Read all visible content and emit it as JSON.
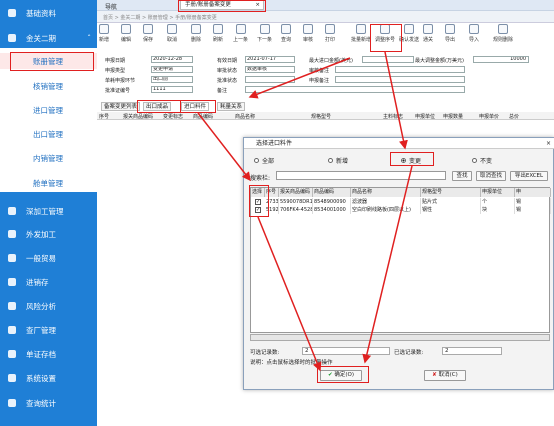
{
  "sidebar": {
    "items": [
      {
        "label": "基础资料"
      },
      {
        "label": "金关二期"
      },
      {
        "label": "深加工管理"
      },
      {
        "label": "外发加工"
      },
      {
        "label": "一般贸易"
      },
      {
        "label": "进销存"
      },
      {
        "label": "风险分析"
      },
      {
        "label": "查厂管理"
      },
      {
        "label": "单证存档"
      },
      {
        "label": "系统设置"
      },
      {
        "label": "查询统计"
      }
    ],
    "sub_items": [
      {
        "label": "账册管理"
      },
      {
        "label": "核销管理"
      },
      {
        "label": "进口管理"
      },
      {
        "label": "出口管理"
      },
      {
        "label": "内销管理"
      },
      {
        "label": "舱单管理"
      }
    ]
  },
  "topbar": {
    "nav_label": "导航",
    "active_tab": "手册/账册备案变更",
    "tab_close": "×"
  },
  "breadcrumb": "首页 > 金关二期 > 账册管理 > 手册/账册备案变更",
  "toolbar": [
    "新增",
    "编辑",
    "保存",
    "取消",
    "删除",
    "刷新",
    "上一条",
    "下一条",
    "查询",
    "审核",
    "打印",
    "批量新增",
    "调整序号",
    "确认发送",
    "通关",
    "导出",
    "导入",
    "规则删除"
  ],
  "form": {
    "apply_date_label": "申报日期",
    "apply_date": "2020-12-28",
    "valid_date_label": "有效日期",
    "valid_date": "2021-07-17",
    "max_import_label": "最大进口金额(美元)",
    "max_adjust_label": "最大调整金额(万美元)",
    "max_adjust": "10000",
    "apply_type_label": "申报类型",
    "apply_type": "变更申请",
    "review_status_label": "审批状态",
    "review_status": "数据审核",
    "review_note_label": "审核备注",
    "unit_label": "单耗申报环节",
    "unit": "出口前",
    "batch_status_label": "批准状态",
    "apply_note_label": "申报备注",
    "approve_no_label": "批准证编号",
    "approve_no": "1111",
    "remark_label": "备注"
  },
  "subtabs": [
    "备案变更列表",
    "出口成品",
    "进口料件",
    "耗量关系"
  ],
  "grid_headers": [
    "序号",
    "报关商品编码",
    "变更标志",
    "商品编码",
    "商品名称",
    "规格型号",
    "主料标志",
    "申报单位",
    "申报数量",
    "申报单价",
    "总价"
  ],
  "dialog": {
    "title": "选择进口料件",
    "radios": [
      {
        "label": "全部",
        "selected": false
      },
      {
        "label": "新增",
        "selected": false
      },
      {
        "label": "变更",
        "selected": true
      },
      {
        "label": "不变",
        "selected": false
      }
    ],
    "search_label": "搜索栏:",
    "buttons": [
      "查找",
      "取消查找",
      "导出EXCEL"
    ],
    "columns": [
      "选择",
      "序号",
      "报关商品编码",
      "商品编码",
      "商品名称",
      "规格型号",
      "申报单位",
      "申"
    ],
    "rows": [
      {
        "checked": true,
        "seq": "2733",
        "hs": "5590078DR1F",
        "code": "8548900090",
        "name": "滤波器",
        "spec": "贴片式",
        "unit": "个",
        "extra": "锡"
      },
      {
        "checked": true,
        "seq": "5192",
        "hs": "706FK4-4528-C",
        "code": "8534001000",
        "name": "空白印刷线路板(四层以上)",
        "spec": "钢性",
        "unit": "块",
        "extra": "锡"
      }
    ],
    "selectable_label": "可选记录数:",
    "selectable_count": "2",
    "selected_label": "已选记录数:",
    "selected_count": "2",
    "hint": "说明：点击鼠标选择时的批量操作",
    "ok_label": "确定(O)",
    "cancel_label": "取消(C)"
  },
  "colors": {
    "sidebar": "#1f7fd6",
    "highlight": "#e02020"
  }
}
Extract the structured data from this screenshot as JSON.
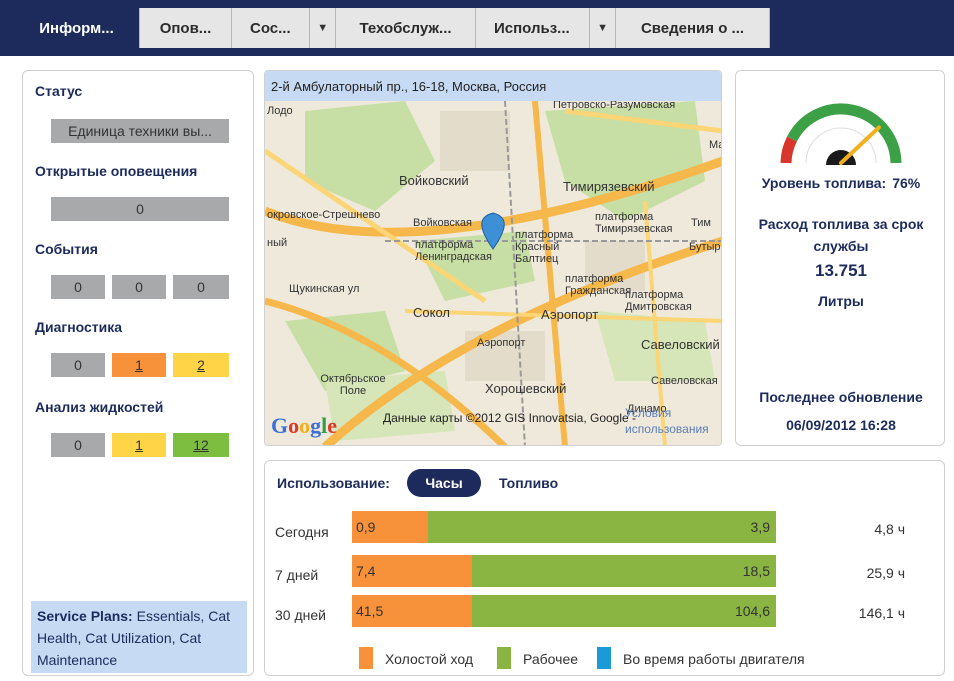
{
  "tabs": [
    {
      "label": "Информ...",
      "active": true,
      "dropdown": false
    },
    {
      "label": "Опов...",
      "active": false,
      "dropdown": false
    },
    {
      "label": "Сос...",
      "active": false,
      "dropdown": true
    },
    {
      "label": "Техобслуж...",
      "active": false,
      "dropdown": false
    },
    {
      "label": "Использ...",
      "active": false,
      "dropdown": true
    },
    {
      "label": "Сведения о ...",
      "active": false,
      "dropdown": false
    }
  ],
  "left": {
    "status_title": "Статус",
    "status_value": "Единица техники вы...",
    "alerts_title": "Открытые оповещения",
    "alerts_value": "0",
    "events_title": "События",
    "events_values": [
      "0",
      "0",
      "0"
    ],
    "diag_title": "Диагностика",
    "diag_values": [
      "0",
      "1",
      "2"
    ],
    "fluids_title": "Анализ жидкостей",
    "fluids_values": [
      "0",
      "1",
      "12"
    ],
    "service_label": "Service Plans:",
    "service_text": " Essentials, Cat Health, Cat Utilization, Cat Maintenance"
  },
  "map": {
    "address": "2-й Амбулаторный пр., 16-18, Москва, Россия",
    "labels": [
      "Петровско-Разумовская",
      "Войковский",
      "Тимирязевский",
      "окровское-Стрешнево",
      "Войковская",
      "платформа Тимирязевская",
      "платформа Красный Балтиец",
      "платформа Ленинградская",
      "Щукинская ул",
      "Сокол",
      "платформа Гражданская",
      "платформа Дмитровская",
      "Аэропорт",
      "Савеловский",
      "Октябрьское Поле",
      "Хорошевский",
      "Савеловская",
      "Динамо",
      "Бутыр",
      "Ма",
      "Лодо",
      "Тим",
      "ный"
    ],
    "logo": "Google",
    "copyright": "Данные карты ©2012 GIS Innovatsia, Google -",
    "terms": "Условия использования"
  },
  "fuel": {
    "level_label": "Уровень топлива:",
    "level_value": "76%",
    "level_fraction": 0.76,
    "rate_title": "Расход топлива за срок службы",
    "rate_value": "13.751",
    "rate_unit": "Литры",
    "update_title": "Последнее обновление",
    "update_value": "06/09/2012 16:28"
  },
  "usage": {
    "label": "Использование:",
    "btn_hours": "Часы",
    "btn_fuel": "Топливо",
    "rows": [
      {
        "name": "Сегодня",
        "idle": "0,9",
        "work": "3,9",
        "total": "4,8 ч"
      },
      {
        "name": "7 дней",
        "idle": "7,4",
        "work": "18,5",
        "total": "25,9 ч"
      },
      {
        "name": "30 дней",
        "idle": "41,5",
        "work": "104,6",
        "total": "146,1 ч"
      }
    ],
    "legend": [
      "Холостой ход",
      "Рабочее",
      "Во время работы двигателя"
    ],
    "colors": {
      "idle": "#f7923a",
      "work": "#8ab543",
      "engine": "#1a9ad9"
    }
  }
}
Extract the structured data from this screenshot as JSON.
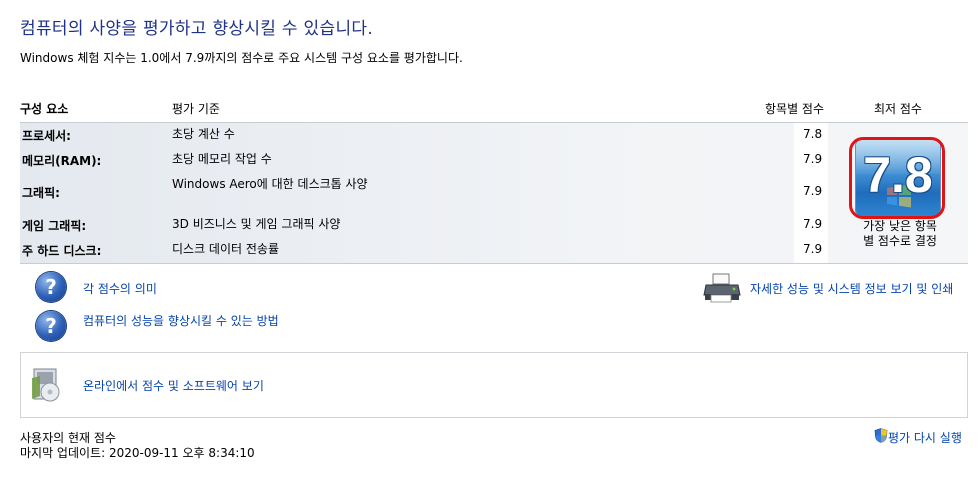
{
  "title": "컴퓨터의 사양을 평가하고 향상시킬 수 있습니다.",
  "subtitle": "Windows 체험 지수는 1.0에서 7.9까지의 점수로 주요 시스템 구성 요소를 평가합니다.",
  "table": {
    "headers": {
      "component": "구성 요소",
      "criteria": "평가 기준",
      "subscore": "항목별 점수",
      "basescore": "최저 점수"
    },
    "rows": [
      {
        "component": "프로세서:",
        "criteria": "초당 계산 수",
        "score": "7.8"
      },
      {
        "component": "메모리(RAM):",
        "criteria": "초당 메모리 작업 수",
        "score": "7.9"
      },
      {
        "component": "그래픽:",
        "criteria": "Windows Aero에 대한 데스크톱 사양",
        "score": "7.9"
      },
      {
        "component": "게임 그래픽:",
        "criteria": "3D 비즈니스 및 게임 그래픽 사양",
        "score": "7.9"
      },
      {
        "component": "주 하드 디스크:",
        "criteria": "디스크 데이터 전송률",
        "score": "7.9"
      }
    ]
  },
  "base_score": {
    "value": "7.8",
    "caption_line1": "가장 낮은 항목",
    "caption_line2": "별 점수로 결정"
  },
  "links": {
    "meaning": "각 점수의 의미",
    "improve": "컴퓨터의 성능을 향상시킬 수 있는 방법",
    "print": "자세한 성능 및 시스템 정보 보기 및 인쇄",
    "online": "온라인에서 점수 및 소프트웨어 보기",
    "rerun": "평가 다시 실행"
  },
  "footer": {
    "status": "사용자의 현재 점수",
    "last_update": "마지막 업데이트: 2020-09-11 오후 8:34:10"
  },
  "icons": {
    "help": "help-question-icon",
    "printer": "printer-icon",
    "software": "software-box-icon",
    "shield": "uac-shield-icon"
  },
  "colors": {
    "title": "#1e3287",
    "link": "#0645ad",
    "highlight": "#e01414"
  }
}
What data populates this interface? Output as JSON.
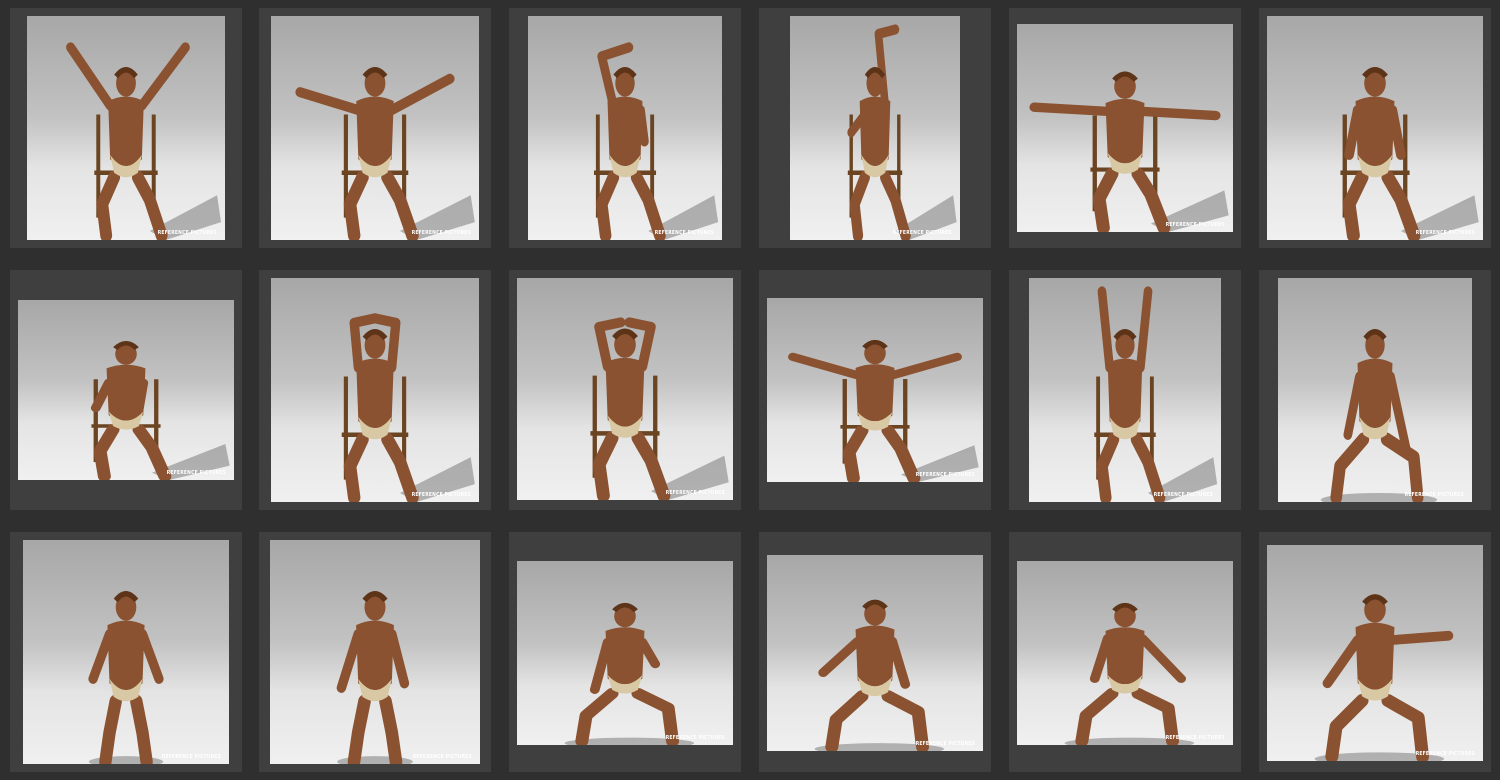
{
  "gallery": {
    "watermark": "REFERENCE PICTURES",
    "thumbnails": [
      {
        "pose": "seated-arms-raised-wide"
      },
      {
        "pose": "seated-arms-spread"
      },
      {
        "pose": "seated-arm-over-head"
      },
      {
        "pose": "seated-arm-reaching-up"
      },
      {
        "pose": "seated-arms-out-wide"
      },
      {
        "pose": "seated-leaning-forward"
      },
      {
        "pose": "seated-crouched-side"
      },
      {
        "pose": "seated-hands-behind-head"
      },
      {
        "pose": "seated-back-hands-on-head"
      },
      {
        "pose": "seated-arms-outstretched"
      },
      {
        "pose": "seated-arms-pointing-up"
      },
      {
        "pose": "kneeling-hand-on-knee"
      },
      {
        "pose": "standing-front"
      },
      {
        "pose": "standing-walking"
      },
      {
        "pose": "kneeling-looking-down"
      },
      {
        "pose": "kneeling-arm-forward"
      },
      {
        "pose": "kneeling-arm-back"
      },
      {
        "pose": "kneeling-reaching-out"
      }
    ]
  }
}
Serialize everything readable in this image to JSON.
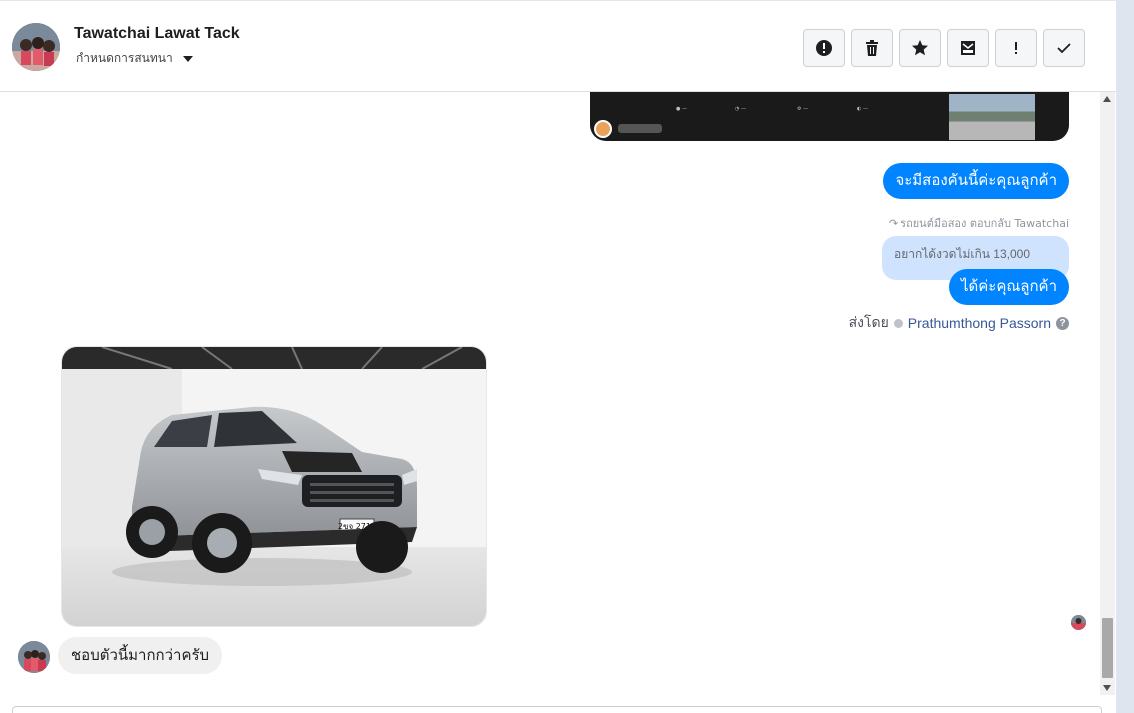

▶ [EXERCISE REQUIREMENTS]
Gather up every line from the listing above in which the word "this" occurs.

▶ [TASK SOLUTION]
Extract the structured data from this screenshot as JSON.
Extract the structured data from this screenshot as JSON.
What data populates this interface? Output as JSON.
Serialize everything readable in this image to JSON.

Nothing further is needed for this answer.